At a meeting of the Council of Europe, Dr Carey called on Britain to incorporate the European Convention on Human Rights into domestic law. It followed his appeal this week to John Major to reconsider the issues involved in the Maastricht treaty's Social Chapter. He said then he was speaking merely as a Christian leader, and was not adopting a political stance.

But John Redwood, the Minister for Local Government and Inner Cities, addressing Tory supporters in Gloucestershire, yesterday said it was 'commonplace these days' for church leaders to offer the Government advice on the Social Chapter, homelessness and the inner cities.

Mr Redwood did not mention Dr Carey, but his reference to the Social Chapter left little doubt at Westminster where his target effectively lay. He said: 'As inner- cities minister, I am all too conscious of the need to bring more jobs, prosperity and hope to our inner cities. I am also conscious that spiritual and moral leadership as well as good inner-city and economic policies are needed to bring success to run-down urban areas. He said there were 'important moral issues' on which the views of the churches would be 'especially valuable'.

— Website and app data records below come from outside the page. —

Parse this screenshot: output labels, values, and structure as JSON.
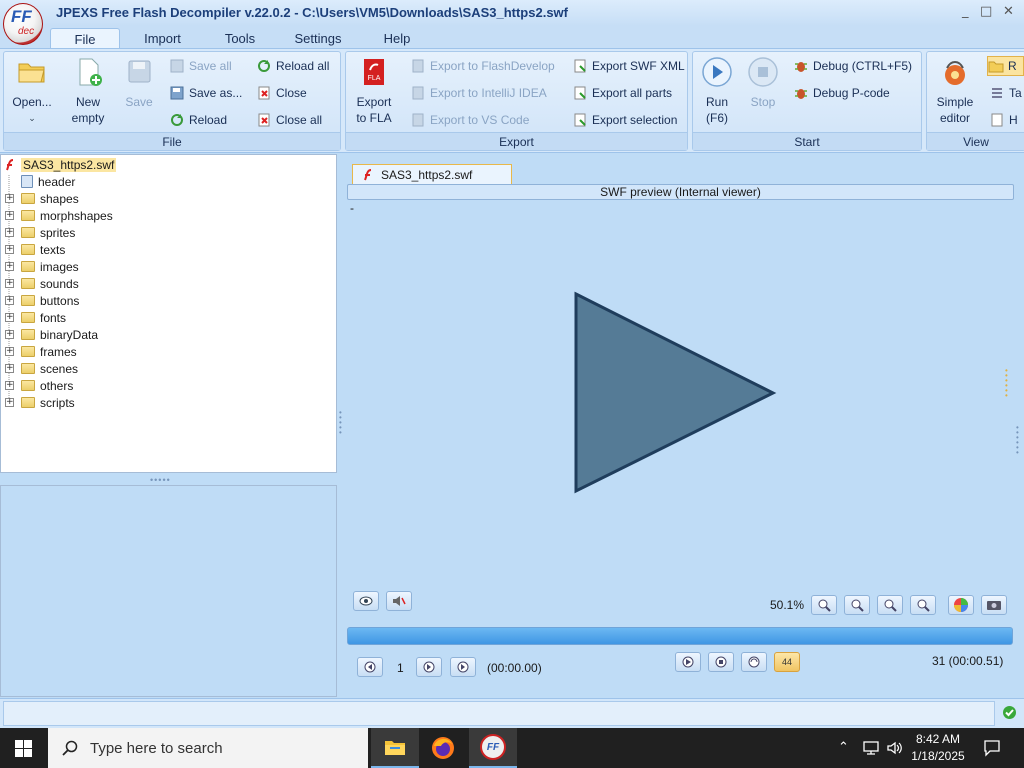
{
  "window": {
    "title": "JPEXS Free Flash Decompiler v.22.0.2 - C:\\Users\\VM5\\Downloads\\SAS3_https2.swf",
    "logo_text": "FF",
    "logo_sub": "dec",
    "controls": [
      "_",
      "□",
      "✕"
    ]
  },
  "menu_tabs": [
    {
      "label": "File",
      "active": true
    },
    {
      "label": "Import"
    },
    {
      "label": "Tools"
    },
    {
      "label": "Settings"
    },
    {
      "label": "Help"
    }
  ],
  "ribbon": {
    "file": {
      "label": "File",
      "open": "Open...",
      "new_line1": "New",
      "new_line2": "empty",
      "save": "Save",
      "save_all": "Save all",
      "save_as": "Save as...",
      "reload": "Reload",
      "reload_all": "Reload all",
      "close": "Close",
      "close_all": "Close all"
    },
    "export": {
      "label": "Export",
      "fla_line1": "Export",
      "fla_line2": "to FLA",
      "flashdevelop": "Export to FlashDevelop",
      "intellij": "Export to IntelliJ IDEA",
      "vscode": "Export to VS Code",
      "swf_xml": "Export SWF XML",
      "all_parts": "Export all parts",
      "selection": "Export selection"
    },
    "start": {
      "label": "Start",
      "run_line1": "Run",
      "run_line2": "(F6)",
      "stop": "Stop",
      "debug": "Debug (CTRL+F5)",
      "debug_pcode": "Debug P-code"
    },
    "view": {
      "label": "View",
      "simple_line1": "Simple",
      "simple_line2": "editor",
      "r_label": "R",
      "t_label": "Ta",
      "h_label": "H"
    }
  },
  "tree": {
    "root": "SAS3_https2.swf",
    "items": [
      {
        "label": "header",
        "expandable": false
      },
      {
        "label": "shapes",
        "expandable": true
      },
      {
        "label": "morphshapes",
        "expandable": true
      },
      {
        "label": "sprites",
        "expandable": true
      },
      {
        "label": "texts",
        "expandable": true
      },
      {
        "label": "images",
        "expandable": true
      },
      {
        "label": "sounds",
        "expandable": true
      },
      {
        "label": "buttons",
        "expandable": true
      },
      {
        "label": "fonts",
        "expandable": true
      },
      {
        "label": "binaryData",
        "expandable": true
      },
      {
        "label": "frames",
        "expandable": true
      },
      {
        "label": "scenes",
        "expandable": true
      },
      {
        "label": "others",
        "expandable": true
      },
      {
        "label": "scripts",
        "expandable": true
      }
    ]
  },
  "document_tab": "SAS3_https2.swf",
  "preview": {
    "header": "SWF preview (Internal viewer)",
    "dash": "-",
    "zoom": "50.1%",
    "frame_current": "1",
    "time_current": "(00:00.00)",
    "frame_total": "31 (00:00.51)",
    "fps_badge": "44",
    "progress_fraction": 1.0,
    "play_triangle_color": "#557b96"
  },
  "taskbar": {
    "search_placeholder": "Type here to search",
    "time": "8:42 AM",
    "date": "1/18/2025"
  }
}
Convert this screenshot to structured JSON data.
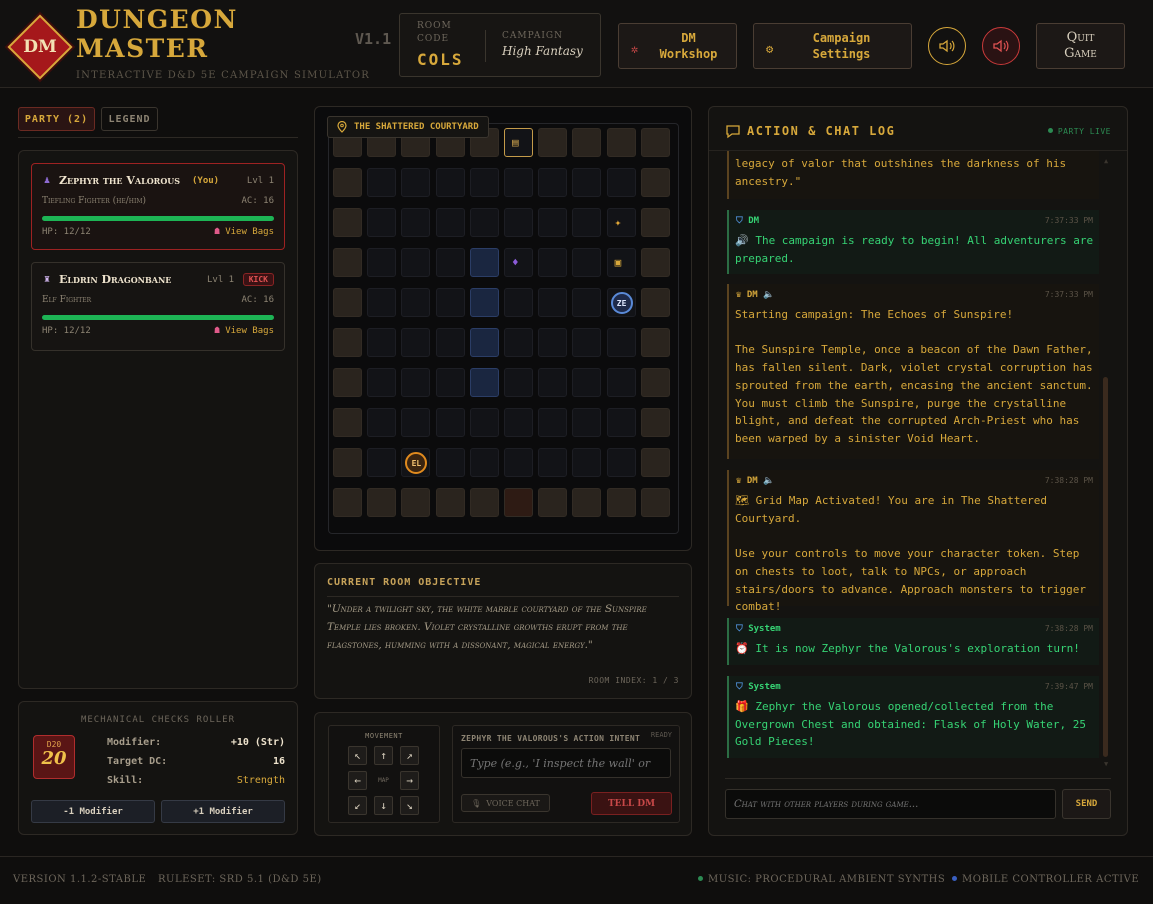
{
  "header": {
    "logo": "DM",
    "title_line1": "DUNGEON",
    "title_line2": "MASTER",
    "subtitle": "INTERACTIVE D&D 5E CAMPAIGN SIMULATOR",
    "version": "V1.1",
    "room_code_label_1": "ROOM",
    "room_code_label_2": "CODE",
    "room_code": "COLS",
    "campaign_label": "CAMPAIGN",
    "campaign_value": "High Fantasy",
    "dm_workshop_1": "DM",
    "dm_workshop_2": "Workshop",
    "campaign_settings_1": "Campaign",
    "campaign_settings_2": "Settings",
    "quit_1": "Quit",
    "quit_2": "Game"
  },
  "party": {
    "tab_party": "PARTY (2)",
    "tab_legend": "LEGEND",
    "members": [
      {
        "name": "Zephyr the Valorous",
        "you": "(You)",
        "level": "Lvl 1",
        "class": "Tiefling Fighter (he/him)",
        "ac": "AC: 16",
        "hp": "HP: 12/12",
        "hp_fraction": 1.0,
        "bags": "View Bags"
      },
      {
        "name": "Eldrin Dragonbane",
        "level": "Lvl 1",
        "kick": "KICK",
        "class": "Elf Fighter",
        "ac": "AC: 16",
        "hp": "HP: 12/12",
        "hp_fraction": 1.0,
        "bags": "View Bags"
      }
    ]
  },
  "roller": {
    "title": "MECHANICAL CHECKS ROLLER",
    "die_label": "D20",
    "die_value": "20",
    "modifier_label": "Modifier:",
    "modifier_value": "+10 (Str)",
    "target_label": "Target DC:",
    "target_value": "16",
    "skill_label": "Skill:",
    "skill_value": "Strength",
    "minus_btn": "-1 Modifier",
    "plus_btn": "+1 Modifier"
  },
  "map": {
    "location": "THE SHATTERED COURTYARD",
    "tokens": {
      "zephyr": "ZE",
      "eldrin": "EL"
    }
  },
  "objective": {
    "title": "CURRENT ROOM OBJECTIVE",
    "text": "\"Under a twilight sky, the white marble courtyard of the Sunspire Temple lies broken. Violet crystalline growths erupt from the flagstones, humming with a dissonant, magical energy.\"",
    "room_index": "ROOM INDEX: 1 / 3"
  },
  "controls": {
    "movement_label": "MOVEMENT",
    "map_label": "MAP",
    "intent_label": "ZEPHYR THE VALOROUS'S ACTION INTENT",
    "ready": "READY",
    "intent_placeholder": "Type (e.g., 'I inspect the wall' or",
    "voice_chat": "VOICE CHAT",
    "tell_dm": "TELL DM"
  },
  "chat": {
    "title": "ACTION & CHAT LOG",
    "live": "PARTY LIVE",
    "messages": [
      {
        "text": "legacy of valor that outshines the darkness of his ancestry.\""
      },
      {
        "who": "DM",
        "time": "7:37:33 PM",
        "text": "🔊 The campaign is ready to begin! All adventurers are prepared."
      },
      {
        "who": "DM",
        "time": "7:37:33 PM",
        "text": "Starting campaign: The Echoes of Sunspire!\n\nThe Sunspire Temple, once a beacon of the Dawn Father, has fallen silent. Dark, violet crystal corruption has sprouted from the earth, encasing the ancient sanctum. You must climb the Sunspire, purge the crystalline blight, and defeat the corrupted Arch-Priest who has been warped by a sinister Void Heart."
      },
      {
        "who": "DM",
        "time": "7:38:28 PM",
        "text": "🗺 Grid Map Activated! You are in The Shattered Courtyard.\n\nUse your controls to move your character token. Step on chests to loot, talk to NPCs, or approach stairs/doors to advance. Approach monsters to trigger combat!"
      },
      {
        "who": "System",
        "time": "7:38:28 PM",
        "text": "⏰ It is now Zephyr the Valorous's exploration turn!"
      },
      {
        "who": "System",
        "time": "7:39:47 PM",
        "text": "🎁 Zephyr the Valorous opened/collected from the Overgrown Chest and obtained: Flask of Holy Water, 25 Gold Pieces!"
      }
    ],
    "input_placeholder": "Chat with other players during game...",
    "send": "SEND"
  },
  "footer": {
    "version": "VERSION 1.1.2-STABLE",
    "ruleset": "RULESET: SRD 5.1 (D&D 5E)",
    "music": "MUSIC: PROCEDURAL AMBIENT SYNTHS",
    "mobile": "MOBILE CONTROLLER ACTIVE"
  },
  "colors": {
    "gold": "#d7a83b",
    "red": "#a5181b",
    "green": "#36d374",
    "bg": "#0f0e0d"
  }
}
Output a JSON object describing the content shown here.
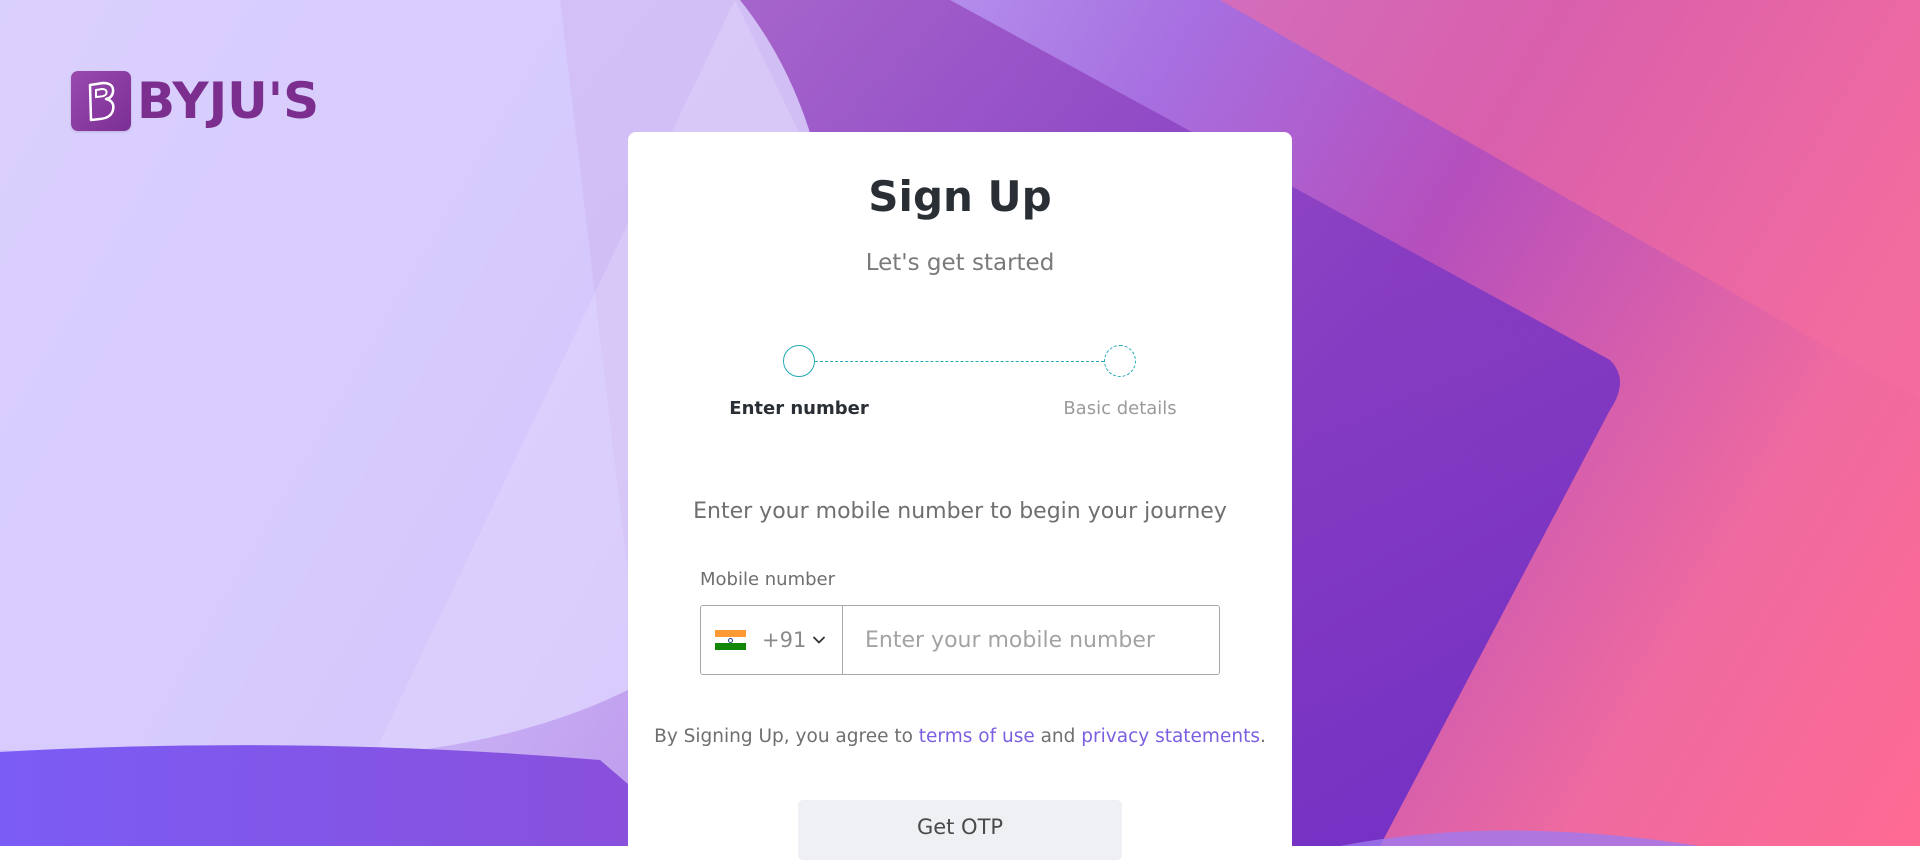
{
  "brand": {
    "name": "BYJU'S",
    "logo_letter": "B",
    "colors": {
      "logo": "#7b2e8e",
      "accent_teal": "#21a9b6",
      "link": "#7c5fe0"
    }
  },
  "signup": {
    "title": "Sign Up",
    "subtitle": "Let's get started",
    "steps": [
      {
        "label": "Enter number",
        "state": "active"
      },
      {
        "label": "Basic details",
        "state": "pending"
      }
    ],
    "intro": "Enter your mobile number to begin your journey",
    "mobile": {
      "label": "Mobile number",
      "country_flag": "india-flag-icon",
      "dial_code": "+91",
      "value": "",
      "placeholder": "Enter your mobile number"
    },
    "terms": {
      "prefix": "By Signing Up, you agree to ",
      "terms_link": "terms of use",
      "middle": " and ",
      "privacy_link": "privacy statements",
      "suffix": "."
    },
    "submit_label": "Get OTP"
  }
}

Earlier, Nicholas Winterton, Tory MP for Macclesfield, said of Dr Carey: 'He can hold what views he likes on Europe, but to say that he was merely speaking as a Christian leader and not wishing to get involved in politics, he is living in cloud cuckoo land. He is getting involved in politics and not only politics but constitutional politics as well.

'I look to Dr Carey for spiritual leadership and it is not for him to give the Government constitutional advice. For him to have intervened in this way at this time is unhelpful,' he said.

Dr Carey told the Council of Europe yesterday that he was veryconcerned about the backlog of human rights cases, which had built up to the point where it could take five or six years to hear one. This could have a disillusioning effect on the countries of eastern Europe that had recently signed the convention, he said.

'The political will to find a way forward must be summoned rapidly if one of the most substantial collective achievements in Europe is not to degenerate into frustration and ineffectiveness.' Much of the backlog was a result of the British refusal to incorporate the convention, Dr Carey said. 'There is arguably an element of irresponsibility in leaving our citizens to seek their rights through the lengthy procedures of a Strasbourg court which is struggling with ever-growing responsibilities after the fall of communism.'

Dr Carey argued that human rights could not be merely a matter of legal form., They depended on a shared belief that they were 'the embodiment of absolute goodness', and this was in danger of being lost.

His call was greeted enthusiastically by Anthony Barnett of the constitutional reform group Charter 88, who said: 'Excellent] A genuine radical at last.'

Graham Allen, the Labour Party's spokesman on constitutional affairs, commented: 'People in Britain can't sit around for five or six years waiting for their cases to be heard either. I am delighted that the Archbishop is making a contribution to this debate.'

A senior EC Commissioner has given Britain a veiled warning to accept a federal Europe or leave the Community, writes Sarah Lambert in Brussels.

Martin Bangemann, the outspoken German commissioner responsible for industrial affairs, said in Bremen yesterday: 'Those who have other conceptions of the future Europe should consider whether they really want to belong to this Community. A united Europe in which each state is allowed to pick and choose has no realistic chances of survival.'

(Photograph omitted)